The Three circles of strength
1.0 Strength is the capacity to manifest the possibilities inherent in oneself. More strength means more manifestation of possibilities. Less strength means less manifestation.
2.0 Physical possibilities imply what a person can do or achieve or realize on a “physical plane”. Climbing mountains, working long hours, resisting disease effectively, all come under this category.
3.0 Intellectual possibilities imply what a person can realize on the “plane of thought or ideas”.
Inventing new things, discriminating between alternates, composing music, writing poems, developing new business ideas, singing classical music, all come under intellectual possibilities.
4.0 Character possibilities imply what a person can realize on the “plane of human character/ man’s truth-seeking urge”.
Speaking the truth, being loyal, acting with integrity, resisting temptation, displaying diligence and discipline, regulating ones daily life, all these come under character possibilities.
5.0 The three circles of strength or the 3-Balam Model, represents a positive attempt to help a person explore these planes of possibilities and recognize for himself or herself – potential strengths and areas of improvement.
6.0 Why is this model so important? Because it offers us two important ways forward: One, it allows us to isolate and highlight one’s own strengths and focus on them clearly; and two, it helps us recognize what “combination” of possibilities are necessary in a person to accomplish a specific life goal. It allows us to ‘recognize’ and ‘leverage’ individuals’ uniqueness better.

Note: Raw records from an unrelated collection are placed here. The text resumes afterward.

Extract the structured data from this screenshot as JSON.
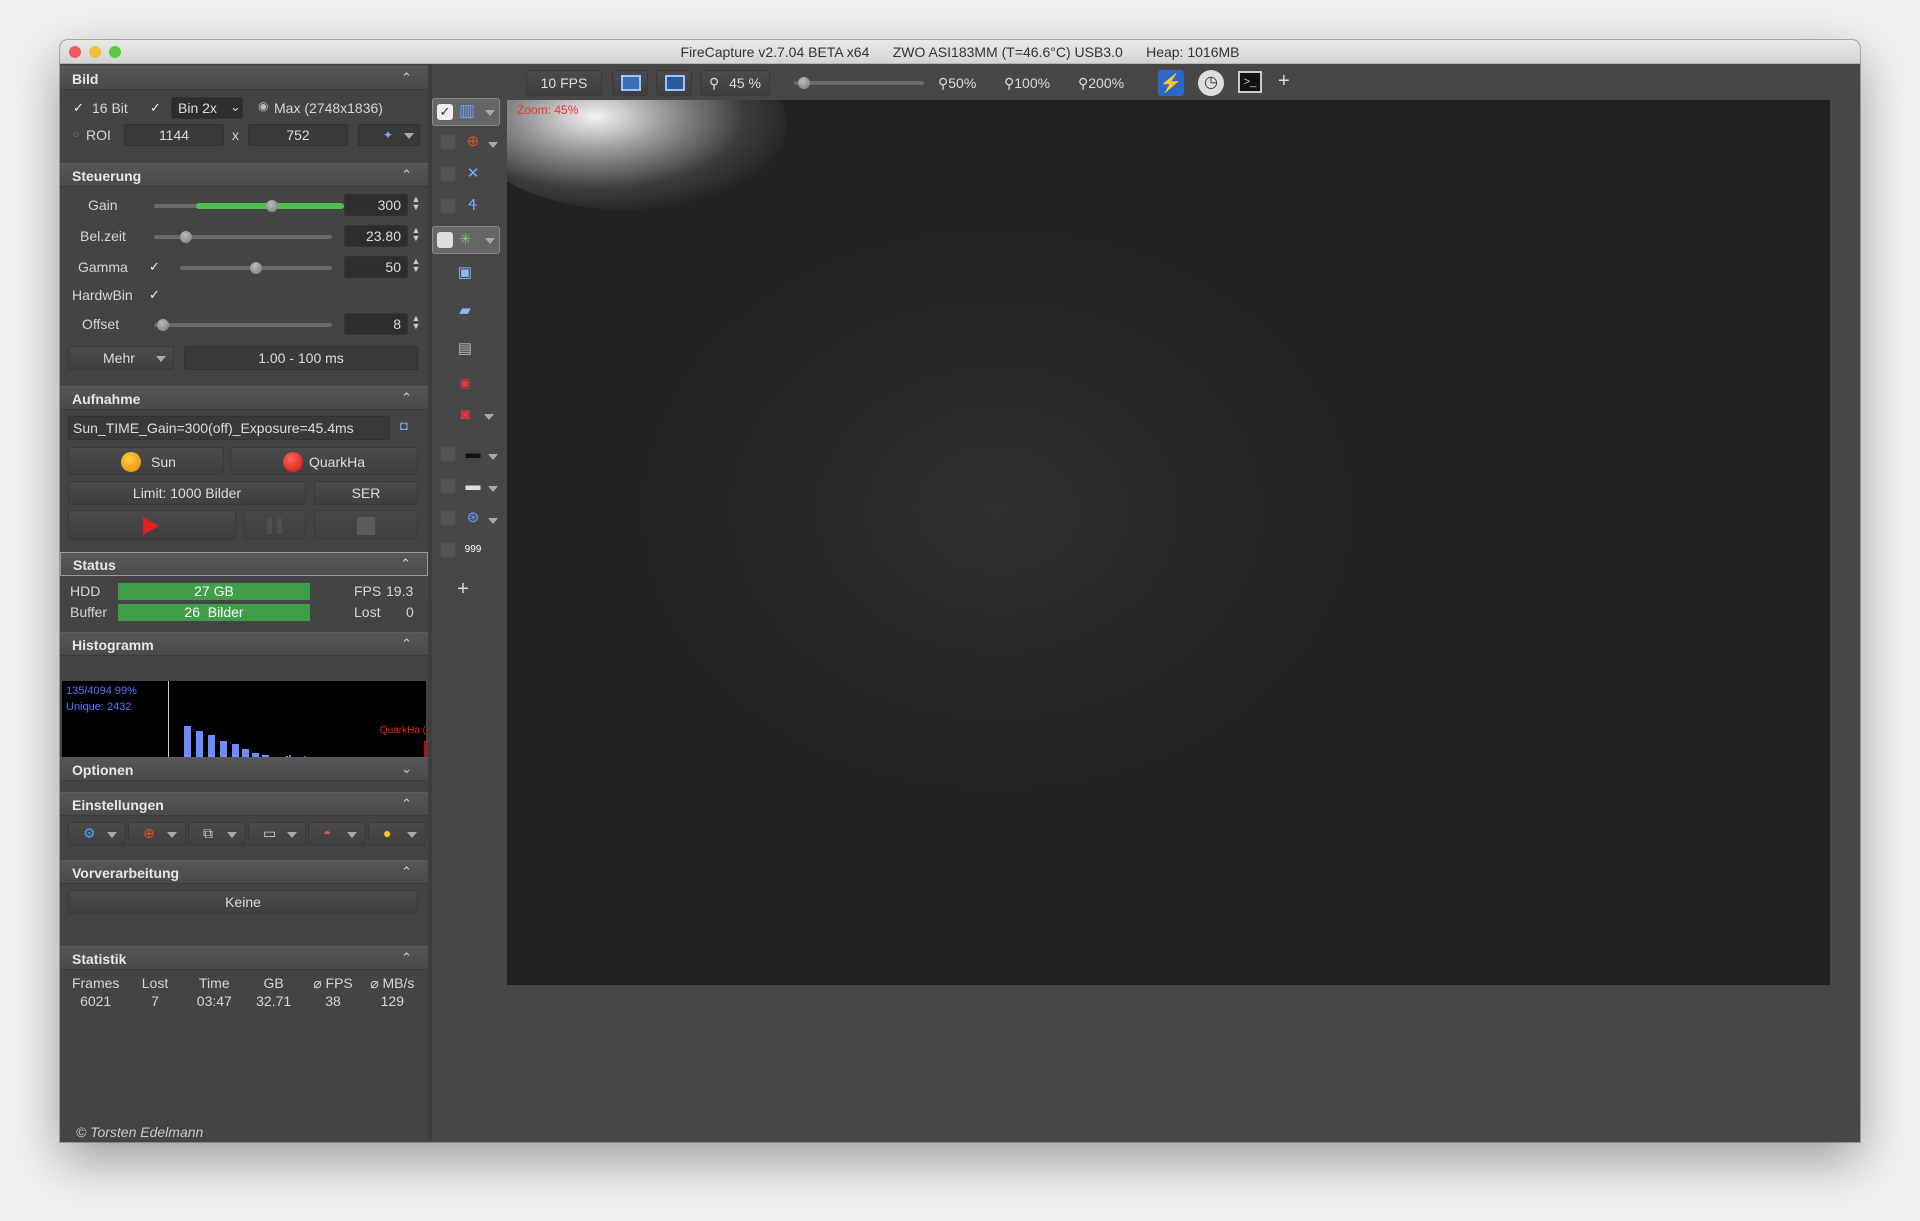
{
  "window": {
    "title": "FireCapture v2.7.04 BETA x64      ZWO ASI183MM (T=46.6°C) USB3.0      Heap: 1016MB",
    "colors": {
      "close": "#ee5d55",
      "minimize": "#f6be37",
      "maximize": "#5cc840",
      "accent_green": "#4fbf4f",
      "bar_green": "#3f9f48",
      "zoom_label": "#ee3333"
    }
  },
  "bild": {
    "title": "Bild",
    "bit_label": "16 Bit",
    "bin_value": "Bin 2x",
    "max_label": "Max (2748x1836)",
    "roi_label": "ROI",
    "roi_width": "1144",
    "roi_x": "x",
    "roi_height": "752"
  },
  "steuerung": {
    "title": "Steuerung",
    "gain_label": "Gain",
    "gain_value": "300",
    "gain_slider_pct": 0.62,
    "belzeit_label": "Bel.zeit",
    "belzeit_value": "23.80",
    "belzeit_slider_pct": 0.18,
    "gamma_label": "Gamma",
    "gamma_value": "50",
    "gamma_slider_pct": 0.5,
    "hardwbin_label": "HardwBin",
    "offset_label": "Offset",
    "offset_value": "8",
    "offset_slider_pct": 0.05,
    "mehr_label": "Mehr",
    "range_text": "1.00 - 100 ms"
  },
  "aufnahme": {
    "title": "Aufnahme",
    "filename": "Sun_TIME_Gain=300(off)_Exposure=45.4ms",
    "profile_label": "Sun",
    "filter_label": "QuarkHa",
    "limit_label": "Limit: 1000 Bilder",
    "format_label": "SER"
  },
  "status": {
    "title": "Status",
    "hdd_label": "HDD",
    "hdd_value": "27 GB",
    "buffer_label": "Buffer",
    "buffer_value": "26  Bilder",
    "fps_label": "FPS",
    "fps_value": "19.3",
    "lost_label": "Lost",
    "lost_value": "0"
  },
  "histogramm": {
    "title": "Histogramm",
    "line1": "135/4094 99%",
    "line2": "Unique: 2432",
    "filter_tag": "QuarkHa ("
  },
  "optionen": {
    "title": "Optionen"
  },
  "einstellungen": {
    "title": "Einstellungen"
  },
  "vorverarbeitung": {
    "title": "Vorverarbeitung",
    "value": "Keine"
  },
  "statistik": {
    "title": "Statistik",
    "headers": [
      "Frames",
      "Lost",
      "Time",
      "GB",
      "⌀ FPS",
      "⌀ MB/s"
    ],
    "values": [
      "6021",
      "7",
      "03:47",
      "32.71",
      "38",
      "129"
    ]
  },
  "toolbar": {
    "fps": "10 FPS",
    "zoom_value": "45 %",
    "zoom_slider_pct": 0.08,
    "zoom50": "50%",
    "zoom100": "100%",
    "zoom200": "200%",
    "add": "+"
  },
  "image": {
    "zoom_label": "Zoom: 45%"
  },
  "copyright": "© Torsten Edelmann"
}
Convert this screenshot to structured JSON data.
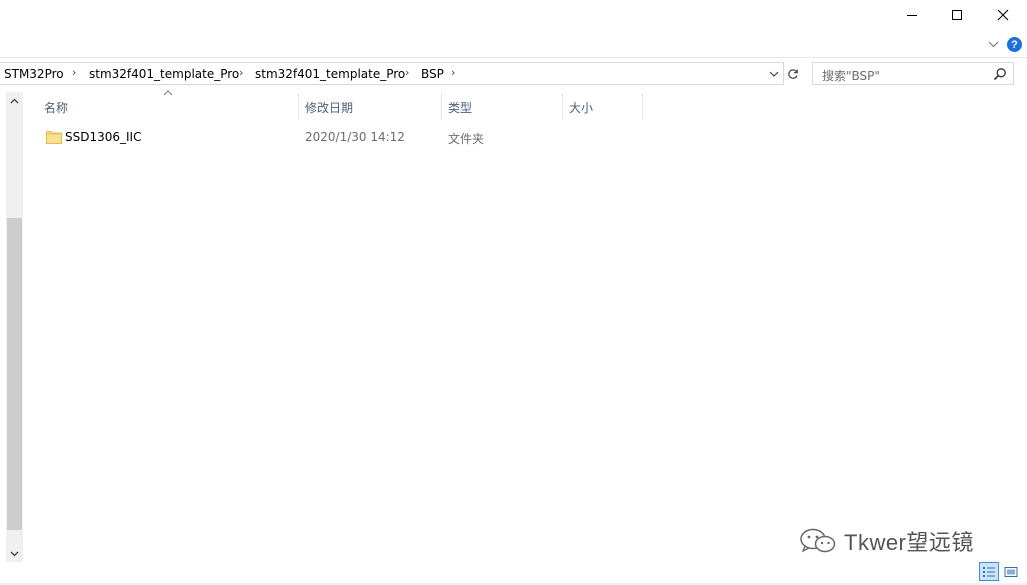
{
  "window": {
    "controls": [
      "minimize",
      "maximize",
      "close"
    ]
  },
  "help": {
    "label": "?"
  },
  "address": {
    "crumbs": [
      "STM32Pro",
      "stm32f401_template_Pro",
      "stm32f401_template_Pro",
      "BSP"
    ],
    "separator": "›"
  },
  "search": {
    "placeholder": "搜索\"BSP\""
  },
  "columns": {
    "name": "名称",
    "modified": "修改日期",
    "type": "类型",
    "size": "大小"
  },
  "rows": [
    {
      "name": "SSD1306_IIC",
      "modified": "2020/1/30 14:12",
      "type": "文件夹",
      "size": ""
    }
  ],
  "watermark": {
    "text": "Tkwer望远镜"
  },
  "colors": {
    "accent": "#1e6fd9",
    "folder": "#f8d775",
    "header_text": "#4c607a"
  }
}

The conscious development of personality
1.0 Personality when seen as talent or looks or specific competencies, is extremely limiting to the individual. It makes us feel that much of what we are and do, is “god given”, and that we have little or no freedom to become newer and more effective human beings. This view results in “personality development programs” focusing on what appears to be the only degrees of freedom open to an individual – which are speaking better, dressing better, and behaving in a more ‘polished’ way.
2.0 In reality, such measures, while useful if the person is already endowed with much of all that is needed in a situation, end up way-laying us in our journey of growth and evolution.

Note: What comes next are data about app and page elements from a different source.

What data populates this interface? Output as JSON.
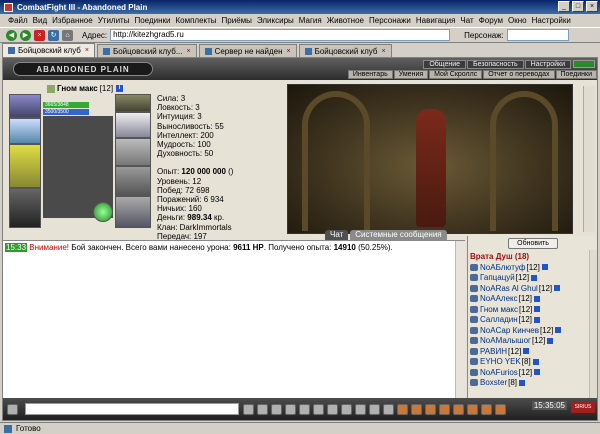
{
  "window": {
    "title": "CombatFight III - Abandoned Plain"
  },
  "menu": [
    "Файл",
    "Вид",
    "Избранное",
    "Утилиты",
    "Поединки",
    "Комплекты",
    "Приёмы",
    "Эликсиры",
    "Магия",
    "Животное",
    "Персонажи",
    "Навигация",
    "Чат",
    "Форум",
    "Окно",
    "Настройки"
  ],
  "address": {
    "label": "Адрес:",
    "value": "http://kitezhgrad5.ru",
    "persona_label": "Персонаж:"
  },
  "tabs": [
    "Бойцовский клуб",
    "Бойцовский клуб...",
    "Сервер не найден",
    "Бойцовский клуб"
  ],
  "game": {
    "logo": "ABANDONED PLAIN",
    "top_menu": [
      "Общение",
      "Безопасность",
      "Настройки"
    ],
    "bottom_menu": [
      "Инвентарь",
      "Умения",
      "Мой Скроллс",
      "Отчет о переводах",
      "Поединки"
    ]
  },
  "character": {
    "name": "Гном макс",
    "level": "[12]",
    "hp": "3665/3848",
    "mp": "3500/3500",
    "stats": [
      "Сила: 3",
      "Ловкость: 3",
      "Интуиция: 3",
      "Выносливость: 55",
      "Интеллект: 200",
      "Мудрость: 100",
      "Духовность: 50"
    ],
    "exp_label": "Опыт: ",
    "exp_value": "120 000 000",
    "exp_suffix": " ()",
    "level_line": "Уровень: 12",
    "wins": "Побед: 72 698",
    "losses": "Поражений: 6 934",
    "draws": "Ничьих: 160",
    "money_label": "Деньги: ",
    "money_value": "989.34",
    "money_suffix": " кр.",
    "clan": "Клан: DarkImmortals",
    "transfers": "Передач: 197"
  },
  "chat_tabs": [
    "Чат",
    "Системные сообщения"
  ],
  "chat": {
    "time": "15:33",
    "warn": "Внимание!",
    "text1": " Бой закончен. Всего вами нанесено урона: ",
    "damage": "9611 HP",
    "text2": ". Получено опыта: ",
    "exp": "14910",
    "text3": " (50.25%)."
  },
  "users_panel": {
    "refresh_label": "Обновить",
    "location": "Врата Душ (18)",
    "users": [
      {
        "name": "NoAБлютуф",
        "level": "[12]"
      },
      {
        "name": "Гапцацуй",
        "level": "[12]"
      },
      {
        "name": "NoARas Al Ghul",
        "level": "[12]"
      },
      {
        "name": "NoAАлекс",
        "level": "[12]"
      },
      {
        "name": "Гном макс",
        "level": "[12]"
      },
      {
        "name": "Салладин",
        "level": "[12]"
      },
      {
        "name": "NoAСар Кинчев",
        "level": "[12]"
      },
      {
        "name": "NoAМалышог",
        "level": "[12]"
      },
      {
        "name": "РАВИН",
        "level": "[12]"
      },
      {
        "name": "EYHO YEK",
        "level": "[8]"
      },
      {
        "name": "NoAFurios",
        "level": "[12]"
      },
      {
        "name": "Boxster",
        "level": "[8]"
      }
    ]
  },
  "clock": "15:35:05",
  "brand_badge": "SIRIUS",
  "status": "Готово",
  "icons": [
    "back-icon",
    "forward-icon",
    "stop-icon",
    "reload-icon",
    "home-icon"
  ]
}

3.0 An alternative view is to see personality as the “possibilities inherent in the individual”.
4.0 Such a view makes the individual wider, more flexible, and far more capable of change and growth. Furthermore, it prevents us from ‘slotting’ individuals into narrow characteristics and ensures that we take a positive, “expansion” view of the human being.
5.0 This view opens us to the notion of “conscious development of personality” – which means: “Can each individual become aware of his or her possibilities and consciously grow and manifest some of the possibilities inherent in himself or herself”.
Aspiring to an Ideal
1.0 Man has infinite possibilities. When he chooses to harness these infinite possibilities to realize a life of deep fulfillment, then he comes to recognize three fundamental truths:
One, that possibilities are infinite but the time and space needed to manifest the possibilities in a single life are limited.
Two, that these possibilities, when seen as sub-serving or enhancing the person’s own desire for fulfillment, become positive, specific and directed.
Three, the person’s own desire for fulfillment is best realized when the individual shapes his or her life consciously around a noble or high ideal. Without an ideal, all development is haphazard and not self-reinforcing.
2.0 For example, the cluster of possibilities inherent in the making of a great scientist are different from the cluster of possibilities inherent in the creation of a large business, or even the creation of a great book may be very different.
3.0 While all three may have common points, a person who “flits” from one set of possibilities to another, may develop a number of them, but may, in the final analysis, be lacking in human fulfillment.
4.0 In this context, it is essential that every individual freely chooses and learns to dedicate his/her life toward a comprehensive and integrated ideal that harmonizes all these types of possibilities leading to deep fulfillment for self and those we live and work with.
(Originally written in 2006)